→ **About this task**:
Check every line of the data and copy the ones where "MIXES" appears.

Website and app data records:
=== Begin Enclosure ===
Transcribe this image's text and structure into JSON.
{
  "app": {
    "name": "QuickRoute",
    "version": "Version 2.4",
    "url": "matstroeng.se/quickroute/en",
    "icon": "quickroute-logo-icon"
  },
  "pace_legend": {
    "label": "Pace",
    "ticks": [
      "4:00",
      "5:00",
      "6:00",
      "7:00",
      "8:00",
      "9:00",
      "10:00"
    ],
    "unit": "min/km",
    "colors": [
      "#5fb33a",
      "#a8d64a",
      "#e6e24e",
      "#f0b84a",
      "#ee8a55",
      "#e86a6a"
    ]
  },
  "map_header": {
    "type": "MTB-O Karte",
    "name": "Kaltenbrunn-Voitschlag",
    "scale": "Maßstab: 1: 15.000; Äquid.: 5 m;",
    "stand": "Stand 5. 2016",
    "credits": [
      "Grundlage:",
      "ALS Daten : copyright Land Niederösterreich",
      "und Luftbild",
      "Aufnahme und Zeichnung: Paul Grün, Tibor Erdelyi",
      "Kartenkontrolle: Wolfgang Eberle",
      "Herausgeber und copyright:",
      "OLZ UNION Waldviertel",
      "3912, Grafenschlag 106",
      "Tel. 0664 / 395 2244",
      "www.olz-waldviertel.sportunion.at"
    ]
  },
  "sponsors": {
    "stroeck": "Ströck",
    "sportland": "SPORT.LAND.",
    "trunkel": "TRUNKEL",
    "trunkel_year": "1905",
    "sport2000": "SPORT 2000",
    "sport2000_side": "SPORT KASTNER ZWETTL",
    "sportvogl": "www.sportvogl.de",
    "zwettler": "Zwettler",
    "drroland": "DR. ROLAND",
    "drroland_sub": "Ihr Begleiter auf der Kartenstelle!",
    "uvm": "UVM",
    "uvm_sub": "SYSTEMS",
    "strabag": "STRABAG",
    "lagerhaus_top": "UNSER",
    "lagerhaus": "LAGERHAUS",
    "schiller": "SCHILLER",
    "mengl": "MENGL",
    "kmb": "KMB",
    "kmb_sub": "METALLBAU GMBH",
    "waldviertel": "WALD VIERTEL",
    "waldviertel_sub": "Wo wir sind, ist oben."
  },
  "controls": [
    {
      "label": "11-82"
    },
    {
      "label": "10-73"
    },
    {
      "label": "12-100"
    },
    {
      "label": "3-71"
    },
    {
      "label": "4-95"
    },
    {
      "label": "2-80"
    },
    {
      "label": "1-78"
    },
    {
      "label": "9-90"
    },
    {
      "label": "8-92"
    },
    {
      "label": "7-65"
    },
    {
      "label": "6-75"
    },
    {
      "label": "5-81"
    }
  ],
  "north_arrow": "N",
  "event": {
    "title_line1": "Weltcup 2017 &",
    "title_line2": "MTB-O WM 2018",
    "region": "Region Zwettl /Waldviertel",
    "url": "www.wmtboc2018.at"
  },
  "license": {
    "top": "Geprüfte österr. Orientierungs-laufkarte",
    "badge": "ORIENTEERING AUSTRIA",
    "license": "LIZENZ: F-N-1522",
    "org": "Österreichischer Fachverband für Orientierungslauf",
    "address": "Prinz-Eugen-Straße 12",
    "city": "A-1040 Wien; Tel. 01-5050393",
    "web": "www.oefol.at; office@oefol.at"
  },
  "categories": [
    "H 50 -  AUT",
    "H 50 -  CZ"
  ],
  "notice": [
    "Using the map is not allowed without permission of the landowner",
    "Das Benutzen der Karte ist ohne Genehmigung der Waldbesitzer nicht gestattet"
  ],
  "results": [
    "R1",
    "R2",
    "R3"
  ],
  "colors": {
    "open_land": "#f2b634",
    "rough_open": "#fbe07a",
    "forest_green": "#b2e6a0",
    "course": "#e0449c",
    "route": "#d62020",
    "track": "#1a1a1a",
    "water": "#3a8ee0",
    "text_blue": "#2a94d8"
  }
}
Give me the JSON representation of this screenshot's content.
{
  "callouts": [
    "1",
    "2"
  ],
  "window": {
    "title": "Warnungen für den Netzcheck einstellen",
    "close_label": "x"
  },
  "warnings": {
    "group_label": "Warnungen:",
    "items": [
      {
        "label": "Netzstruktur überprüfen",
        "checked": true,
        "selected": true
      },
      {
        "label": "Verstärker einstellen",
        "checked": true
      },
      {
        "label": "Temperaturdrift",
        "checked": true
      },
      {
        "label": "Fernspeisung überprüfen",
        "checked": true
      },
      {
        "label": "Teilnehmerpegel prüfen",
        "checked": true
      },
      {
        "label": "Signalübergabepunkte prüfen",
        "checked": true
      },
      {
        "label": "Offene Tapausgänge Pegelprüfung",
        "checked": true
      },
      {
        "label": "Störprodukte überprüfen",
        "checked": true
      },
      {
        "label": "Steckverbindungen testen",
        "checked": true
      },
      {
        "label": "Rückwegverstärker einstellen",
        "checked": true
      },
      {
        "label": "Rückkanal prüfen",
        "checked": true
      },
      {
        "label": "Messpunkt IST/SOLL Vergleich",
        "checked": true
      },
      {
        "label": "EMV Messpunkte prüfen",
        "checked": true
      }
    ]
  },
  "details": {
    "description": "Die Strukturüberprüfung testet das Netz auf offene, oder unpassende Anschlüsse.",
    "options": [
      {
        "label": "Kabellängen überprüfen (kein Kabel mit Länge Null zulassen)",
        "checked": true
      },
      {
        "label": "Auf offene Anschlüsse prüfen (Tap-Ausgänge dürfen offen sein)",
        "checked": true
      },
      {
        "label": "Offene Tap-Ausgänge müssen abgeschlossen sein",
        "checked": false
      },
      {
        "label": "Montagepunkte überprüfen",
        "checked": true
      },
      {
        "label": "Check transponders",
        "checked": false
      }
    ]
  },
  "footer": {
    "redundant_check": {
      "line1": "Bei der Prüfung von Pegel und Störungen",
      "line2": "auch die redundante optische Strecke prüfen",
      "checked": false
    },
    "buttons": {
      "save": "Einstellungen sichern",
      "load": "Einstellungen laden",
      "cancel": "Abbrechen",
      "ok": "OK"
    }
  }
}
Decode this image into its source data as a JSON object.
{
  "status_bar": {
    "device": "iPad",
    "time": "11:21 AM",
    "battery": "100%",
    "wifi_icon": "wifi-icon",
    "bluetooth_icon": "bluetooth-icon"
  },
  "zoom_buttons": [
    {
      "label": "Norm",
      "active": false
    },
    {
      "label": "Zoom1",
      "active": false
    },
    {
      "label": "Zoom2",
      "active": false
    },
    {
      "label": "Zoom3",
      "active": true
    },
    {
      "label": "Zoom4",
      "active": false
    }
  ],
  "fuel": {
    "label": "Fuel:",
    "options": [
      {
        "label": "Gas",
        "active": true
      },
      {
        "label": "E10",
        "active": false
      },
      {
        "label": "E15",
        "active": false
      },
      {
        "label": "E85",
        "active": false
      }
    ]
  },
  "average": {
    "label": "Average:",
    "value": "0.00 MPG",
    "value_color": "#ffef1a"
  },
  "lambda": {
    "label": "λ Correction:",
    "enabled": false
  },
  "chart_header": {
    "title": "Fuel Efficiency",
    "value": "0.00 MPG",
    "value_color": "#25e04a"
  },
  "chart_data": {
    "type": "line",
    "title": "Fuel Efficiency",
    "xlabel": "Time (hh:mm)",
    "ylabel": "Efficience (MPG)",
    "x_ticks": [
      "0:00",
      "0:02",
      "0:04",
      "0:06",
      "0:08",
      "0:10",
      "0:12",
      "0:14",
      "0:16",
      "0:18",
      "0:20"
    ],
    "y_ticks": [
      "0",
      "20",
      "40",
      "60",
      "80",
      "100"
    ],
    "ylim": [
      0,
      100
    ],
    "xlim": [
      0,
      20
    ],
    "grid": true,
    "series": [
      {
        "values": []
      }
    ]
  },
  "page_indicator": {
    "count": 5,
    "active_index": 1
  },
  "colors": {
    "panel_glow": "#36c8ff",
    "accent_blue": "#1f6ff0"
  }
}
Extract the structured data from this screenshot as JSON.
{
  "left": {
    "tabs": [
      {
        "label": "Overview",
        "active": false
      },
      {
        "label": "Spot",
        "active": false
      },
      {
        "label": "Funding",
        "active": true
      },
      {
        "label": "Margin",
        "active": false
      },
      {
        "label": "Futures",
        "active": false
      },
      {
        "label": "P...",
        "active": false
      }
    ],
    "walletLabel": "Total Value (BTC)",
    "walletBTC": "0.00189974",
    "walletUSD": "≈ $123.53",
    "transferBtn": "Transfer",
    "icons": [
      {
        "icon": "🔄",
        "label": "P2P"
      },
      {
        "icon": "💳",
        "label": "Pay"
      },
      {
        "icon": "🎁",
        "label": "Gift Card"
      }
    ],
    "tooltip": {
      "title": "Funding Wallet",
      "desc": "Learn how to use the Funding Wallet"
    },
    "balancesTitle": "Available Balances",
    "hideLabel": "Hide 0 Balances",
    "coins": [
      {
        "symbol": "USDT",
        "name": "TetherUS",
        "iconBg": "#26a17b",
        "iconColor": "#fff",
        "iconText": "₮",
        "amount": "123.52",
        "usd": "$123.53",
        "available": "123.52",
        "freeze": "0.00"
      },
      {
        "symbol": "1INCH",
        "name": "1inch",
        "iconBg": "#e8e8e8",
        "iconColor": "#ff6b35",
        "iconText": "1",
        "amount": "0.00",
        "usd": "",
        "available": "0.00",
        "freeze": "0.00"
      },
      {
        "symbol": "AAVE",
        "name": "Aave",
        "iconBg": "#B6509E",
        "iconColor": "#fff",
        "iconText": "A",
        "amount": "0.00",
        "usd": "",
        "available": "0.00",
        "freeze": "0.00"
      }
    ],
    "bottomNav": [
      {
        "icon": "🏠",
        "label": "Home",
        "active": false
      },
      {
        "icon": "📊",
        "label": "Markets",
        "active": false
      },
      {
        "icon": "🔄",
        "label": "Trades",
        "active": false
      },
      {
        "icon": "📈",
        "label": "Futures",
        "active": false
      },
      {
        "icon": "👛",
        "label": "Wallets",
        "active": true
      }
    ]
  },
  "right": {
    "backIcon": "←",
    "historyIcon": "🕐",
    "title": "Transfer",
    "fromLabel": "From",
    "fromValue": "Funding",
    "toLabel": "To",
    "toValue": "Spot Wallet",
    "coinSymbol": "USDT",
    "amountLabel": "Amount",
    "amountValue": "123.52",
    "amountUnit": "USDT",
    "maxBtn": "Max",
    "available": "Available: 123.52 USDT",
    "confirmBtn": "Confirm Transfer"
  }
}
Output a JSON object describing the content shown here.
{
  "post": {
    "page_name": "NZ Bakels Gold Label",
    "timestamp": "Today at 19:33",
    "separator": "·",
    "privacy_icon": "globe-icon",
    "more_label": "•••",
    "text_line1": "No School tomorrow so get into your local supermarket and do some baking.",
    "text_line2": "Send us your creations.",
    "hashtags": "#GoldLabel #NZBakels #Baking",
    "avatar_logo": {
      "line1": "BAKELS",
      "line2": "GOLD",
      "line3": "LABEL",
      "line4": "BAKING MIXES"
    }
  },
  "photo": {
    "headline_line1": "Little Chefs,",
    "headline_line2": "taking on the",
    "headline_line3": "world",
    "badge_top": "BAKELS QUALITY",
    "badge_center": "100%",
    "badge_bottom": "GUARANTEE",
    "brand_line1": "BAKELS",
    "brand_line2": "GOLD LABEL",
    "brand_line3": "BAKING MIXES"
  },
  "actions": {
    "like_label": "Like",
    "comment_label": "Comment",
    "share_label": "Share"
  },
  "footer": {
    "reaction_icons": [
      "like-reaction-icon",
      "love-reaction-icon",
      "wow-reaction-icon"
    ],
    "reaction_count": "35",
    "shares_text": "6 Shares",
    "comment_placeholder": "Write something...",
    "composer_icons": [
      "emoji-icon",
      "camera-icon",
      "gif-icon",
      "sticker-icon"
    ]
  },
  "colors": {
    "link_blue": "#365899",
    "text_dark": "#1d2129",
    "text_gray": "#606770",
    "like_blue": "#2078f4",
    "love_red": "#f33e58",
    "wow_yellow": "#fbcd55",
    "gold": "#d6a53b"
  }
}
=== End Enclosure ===
→ **Task solution**:
      "line4": "BAKING MIXES"
    "brand_line3": "BAKING MIXES"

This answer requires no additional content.